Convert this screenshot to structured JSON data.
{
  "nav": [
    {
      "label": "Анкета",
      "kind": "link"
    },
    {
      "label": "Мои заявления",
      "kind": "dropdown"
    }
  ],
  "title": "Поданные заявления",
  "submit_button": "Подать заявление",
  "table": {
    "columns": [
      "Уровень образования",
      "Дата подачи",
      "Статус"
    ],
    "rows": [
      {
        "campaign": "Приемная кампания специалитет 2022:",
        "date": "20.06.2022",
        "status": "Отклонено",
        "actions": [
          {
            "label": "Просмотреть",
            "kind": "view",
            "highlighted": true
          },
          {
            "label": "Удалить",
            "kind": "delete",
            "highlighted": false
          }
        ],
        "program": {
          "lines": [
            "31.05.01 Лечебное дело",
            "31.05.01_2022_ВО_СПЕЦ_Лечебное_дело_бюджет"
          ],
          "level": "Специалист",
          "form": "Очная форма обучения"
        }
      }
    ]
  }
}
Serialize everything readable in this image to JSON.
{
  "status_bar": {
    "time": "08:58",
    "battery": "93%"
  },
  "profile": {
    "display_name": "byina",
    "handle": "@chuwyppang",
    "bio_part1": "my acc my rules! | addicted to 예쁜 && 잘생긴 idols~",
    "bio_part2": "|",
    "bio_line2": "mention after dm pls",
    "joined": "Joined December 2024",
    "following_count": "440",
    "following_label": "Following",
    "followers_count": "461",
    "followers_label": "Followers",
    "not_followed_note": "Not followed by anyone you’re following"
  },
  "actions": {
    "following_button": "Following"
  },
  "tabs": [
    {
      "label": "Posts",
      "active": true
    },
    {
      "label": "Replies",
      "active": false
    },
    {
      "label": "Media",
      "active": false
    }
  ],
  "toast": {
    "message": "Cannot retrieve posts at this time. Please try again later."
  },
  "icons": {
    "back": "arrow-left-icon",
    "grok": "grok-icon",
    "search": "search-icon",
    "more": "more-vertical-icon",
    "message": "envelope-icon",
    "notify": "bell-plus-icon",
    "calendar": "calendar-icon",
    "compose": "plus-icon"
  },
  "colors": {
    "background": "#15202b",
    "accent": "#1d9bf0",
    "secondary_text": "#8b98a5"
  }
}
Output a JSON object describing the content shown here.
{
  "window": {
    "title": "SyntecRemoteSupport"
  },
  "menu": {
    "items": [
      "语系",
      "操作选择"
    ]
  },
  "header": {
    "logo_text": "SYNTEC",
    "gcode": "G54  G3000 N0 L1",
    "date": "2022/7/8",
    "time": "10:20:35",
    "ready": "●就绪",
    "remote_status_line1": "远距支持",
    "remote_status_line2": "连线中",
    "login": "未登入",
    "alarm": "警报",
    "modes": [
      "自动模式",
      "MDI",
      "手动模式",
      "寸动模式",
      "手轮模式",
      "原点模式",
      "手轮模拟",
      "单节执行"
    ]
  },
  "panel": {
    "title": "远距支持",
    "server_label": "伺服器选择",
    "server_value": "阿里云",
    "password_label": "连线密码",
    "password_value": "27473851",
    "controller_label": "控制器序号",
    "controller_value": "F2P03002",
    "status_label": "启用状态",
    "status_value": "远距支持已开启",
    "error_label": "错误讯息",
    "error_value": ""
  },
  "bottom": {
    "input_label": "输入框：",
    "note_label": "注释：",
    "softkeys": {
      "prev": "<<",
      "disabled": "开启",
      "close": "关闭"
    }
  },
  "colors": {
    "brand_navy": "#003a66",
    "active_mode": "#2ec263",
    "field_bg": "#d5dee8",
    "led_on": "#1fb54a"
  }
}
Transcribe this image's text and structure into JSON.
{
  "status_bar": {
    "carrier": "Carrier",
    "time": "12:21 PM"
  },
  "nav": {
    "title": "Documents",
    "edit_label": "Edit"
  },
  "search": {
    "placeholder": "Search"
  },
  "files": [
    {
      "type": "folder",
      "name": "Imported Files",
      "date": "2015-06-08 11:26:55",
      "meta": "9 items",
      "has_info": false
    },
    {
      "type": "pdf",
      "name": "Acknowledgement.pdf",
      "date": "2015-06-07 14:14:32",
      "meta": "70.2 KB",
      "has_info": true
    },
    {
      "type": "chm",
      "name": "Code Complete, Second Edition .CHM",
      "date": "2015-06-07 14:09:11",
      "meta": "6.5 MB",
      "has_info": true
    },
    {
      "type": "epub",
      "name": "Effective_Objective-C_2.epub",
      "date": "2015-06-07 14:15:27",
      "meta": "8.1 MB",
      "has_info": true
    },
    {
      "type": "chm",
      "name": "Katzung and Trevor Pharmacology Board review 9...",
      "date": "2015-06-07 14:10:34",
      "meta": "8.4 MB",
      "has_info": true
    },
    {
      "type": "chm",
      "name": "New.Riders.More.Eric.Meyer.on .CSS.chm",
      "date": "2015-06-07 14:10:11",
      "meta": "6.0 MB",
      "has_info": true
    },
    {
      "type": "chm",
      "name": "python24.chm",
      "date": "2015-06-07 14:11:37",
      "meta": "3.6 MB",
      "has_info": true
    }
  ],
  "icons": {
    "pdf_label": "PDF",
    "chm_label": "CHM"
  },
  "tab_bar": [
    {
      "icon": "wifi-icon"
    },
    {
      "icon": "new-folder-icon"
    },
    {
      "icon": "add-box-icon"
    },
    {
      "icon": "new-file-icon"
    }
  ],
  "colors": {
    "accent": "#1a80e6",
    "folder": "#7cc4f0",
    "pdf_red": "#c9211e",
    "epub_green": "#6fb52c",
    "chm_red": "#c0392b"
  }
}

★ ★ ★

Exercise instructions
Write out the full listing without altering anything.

Solution to this exercise
Convert this screenshot to structured JSON data.
{
  "nav": [
    {
      "label": "Анкета",
      "kind": "link"
    },
    {
      "label": "Мои заявления",
      "kind": "dropdown"
    }
  ],
  "title": "Поданные заявления",
  "submit_button": "Подать заявление",
  "table": {
    "columns": [
      "Уровень образования",
      "Дата подачи",
      "Статус"
    ],
    "rows": [
      {
        "campaign": "Приемная кампания специалитет 2022:",
        "date": "20.06.2022",
        "status": "Отклонено",
        "actions": [
          {
            "label": "Просмотреть",
            "kind": "view",
            "highlighted": true
          },
          {
            "label": "Удалить",
            "kind": "delete",
            "highlighted": false
          }
        ],
        "program": {
          "lines": [
            "31.05.01 Лечебное дело",
            "31.05.01_2022_ВО_СПЕЦ_Лечебное_дело_бюджет"
          ],
          "level": "Специалист",
          "form": "Очная форма обучения"
        }
      }
    ]
  }
}
Serialize everything readable in this image to JSON.
{
  "status_bar": {
    "time": "08:58",
    "battery": "93%"
  },
  "profile": {
    "display_name": "byina",
    "handle": "@chuwyppang",
    "bio_part1": "my acc my rules! | addicted to 예쁜 && 잘생긴 idols~",
    "bio_part2": "|",
    "bio_line2": "mention after dm pls",
    "joined": "Joined December 2024",
    "following_count": "440",
    "following_label": "Following",
    "followers_count": "461",
    "followers_label": "Followers",
    "not_followed_note": "Not followed by anyone you’re following"
  },
  "actions": {
    "following_button": "Following"
  },
  "tabs": [
    {
      "label": "Posts",
      "active": true
    },
    {
      "label": "Replies",
      "active": false
    },
    {
      "label": "Media",
      "active": false
    }
  ],
  "toast": {
    "message": "Cannot retrieve posts at this time. Please try again later."
  },
  "icons": {
    "back": "arrow-left-icon",
    "grok": "grok-icon",
    "search": "search-icon",
    "more": "more-vertical-icon",
    "message": "envelope-icon",
    "notify": "bell-plus-icon",
    "calendar": "calendar-icon",
    "compose": "plus-icon"
  },
  "colors": {
    "background": "#15202b",
    "accent": "#1d9bf0",
    "secondary_text": "#8b98a5"
  }
}
Output a JSON object describing the content shown here.
{
  "window": {
    "title": "SyntecRemoteSupport"
  },
  "menu": {
    "items": [
      "语系",
      "操作选择"
    ]
  },
  "header": {
    "logo_text": "SYNTEC",
    "gcode": "G54  G3000 N0 L1",
    "date": "2022/7/8",
    "time": "10:20:35",
    "ready": "●就绪",
    "remote_status_line1": "远距支持",
    "remote_status_line2": "连线中",
    "login": "未登入",
    "alarm": "警报",
    "modes": [
      "自动模式",
      "MDI",
      "手动模式",
      "寸动模式",
      "手轮模式",
      "原点模式",
      "手轮模拟",
      "单节执行"
    ]
  },
  "panel": {
    "title": "远距支持",
    "server_label": "伺服器选择",
    "server_value": "阿里云",
    "password_label": "连线密码",
    "password_value": "27473851",
    "controller_label": "控制器序号",
    "controller_value": "F2P03002",
    "status_label": "启用状态",
    "status_value": "远距支持已开启",
    "error_label": "错误讯息",
    "error_value": ""
  },
  "bottom": {
    "input_label": "输入框：",
    "note_label": "注释：",
    "softkeys": {
      "prev": "<<",
      "disabled": "开启",
      "close": "关闭"
    }
  },
  "colors": {
    "brand_navy": "#003a66",
    "active_mode": "#2ec263",
    "field_bg": "#d5dee8",
    "led_on": "#1fb54a"
  }
}
Transcribe this image's text and structure into JSON.
{
  "status_bar": {
    "carrier": "Carrier",
    "time": "12:21 PM"
  },
  "nav": {
    "title": "Documents",
    "edit_label": "Edit"
  },
  "search": {
    "placeholder": "Search"
  },
  "files": [
    {
      "type": "folder",
      "name": "Imported Files",
      "date": "2015-06-08 11:26:55",
      "meta": "9 items",
      "has_info": false
    },
    {
      "type": "pdf",
      "name": "Acknowledgement.pdf",
      "date": "2015-06-07 14:14:32",
      "meta": "70.2 KB",
      "has_info": true
    },
    {
      "type": "chm",
      "name": "Code Complete, Second Edition .CHM",
      "date": "2015-06-07 14:09:11",
      "meta": "6.5 MB",
      "has_info": true
    },
    {
      "type": "epub",
      "name": "Effective_Objective-C_2.epub",
      "date": "2015-06-07 14:15:27",
      "meta": "8.1 MB",
      "has_info": true
    },
    {
      "type": "chm",
      "name": "Katzung and Trevor Pharmacology Board review 9...",
      "date": "2015-06-07 14:10:34",
      "meta": "8.4 MB",
      "has_info": true
    },
    {
      "type": "chm",
      "name": "New.Riders.More.Eric.Meyer.on .CSS.chm",
      "date": "2015-06-07 14:10:11",
      "meta": "6.0 MB",
      "has_info": true
    },
    {
      "type": "chm",
      "name": "python24.chm",
      "date": "2015-06-07 14:11:37",
      "meta": "3.6 MB",
      "has_info": true
    }
  ],
  "icons": {
    "pdf_label": "PDF",
    "chm_label": "CHM"
  },
  "tab_bar": [
    {
      "icon": "wifi-icon"
    },
    {
      "icon": "new-folder-icon"
    },
    {
      "icon": "add-box-icon"
    },
    {
      "icon": "new-file-icon"
    }
  ],
  "colors": {
    "accent": "#1a80e6",
    "folder": "#7cc4f0",
    "pdf_red": "#c9211e",
    "epub_green": "#6fb52c",
    "chm_red": "#c0392b"
  }
}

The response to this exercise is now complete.